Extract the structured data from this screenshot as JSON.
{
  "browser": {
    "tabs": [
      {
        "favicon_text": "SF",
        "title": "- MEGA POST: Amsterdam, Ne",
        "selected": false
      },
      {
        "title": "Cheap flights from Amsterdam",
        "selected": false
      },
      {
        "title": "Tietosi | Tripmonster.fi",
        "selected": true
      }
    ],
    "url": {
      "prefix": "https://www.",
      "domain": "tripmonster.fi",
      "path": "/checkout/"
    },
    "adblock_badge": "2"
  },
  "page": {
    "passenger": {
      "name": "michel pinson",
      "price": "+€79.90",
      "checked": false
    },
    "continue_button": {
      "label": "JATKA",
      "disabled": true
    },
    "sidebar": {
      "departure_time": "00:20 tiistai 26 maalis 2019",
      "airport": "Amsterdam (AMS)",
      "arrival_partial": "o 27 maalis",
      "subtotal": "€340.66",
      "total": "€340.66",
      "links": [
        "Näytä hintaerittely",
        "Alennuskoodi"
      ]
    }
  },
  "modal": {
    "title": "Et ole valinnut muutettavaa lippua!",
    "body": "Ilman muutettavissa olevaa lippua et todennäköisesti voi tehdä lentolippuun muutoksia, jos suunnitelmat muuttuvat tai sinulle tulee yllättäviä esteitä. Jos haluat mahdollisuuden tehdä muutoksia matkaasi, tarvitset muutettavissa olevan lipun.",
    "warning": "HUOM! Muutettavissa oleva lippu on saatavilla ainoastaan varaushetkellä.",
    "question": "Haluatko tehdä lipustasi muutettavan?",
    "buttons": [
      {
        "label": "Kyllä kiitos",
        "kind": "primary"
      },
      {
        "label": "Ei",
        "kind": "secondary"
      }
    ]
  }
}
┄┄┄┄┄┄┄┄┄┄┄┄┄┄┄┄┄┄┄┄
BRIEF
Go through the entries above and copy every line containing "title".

ANSWER SECTION
        "title": "- MEGA POST: Amsterdam, Ne",
        "title": "Cheap flights from Amsterdam",
        "title": "Tietosi | Tripmonster.fi",
    "title": "Et ole valinnut muutettavaa lippua!",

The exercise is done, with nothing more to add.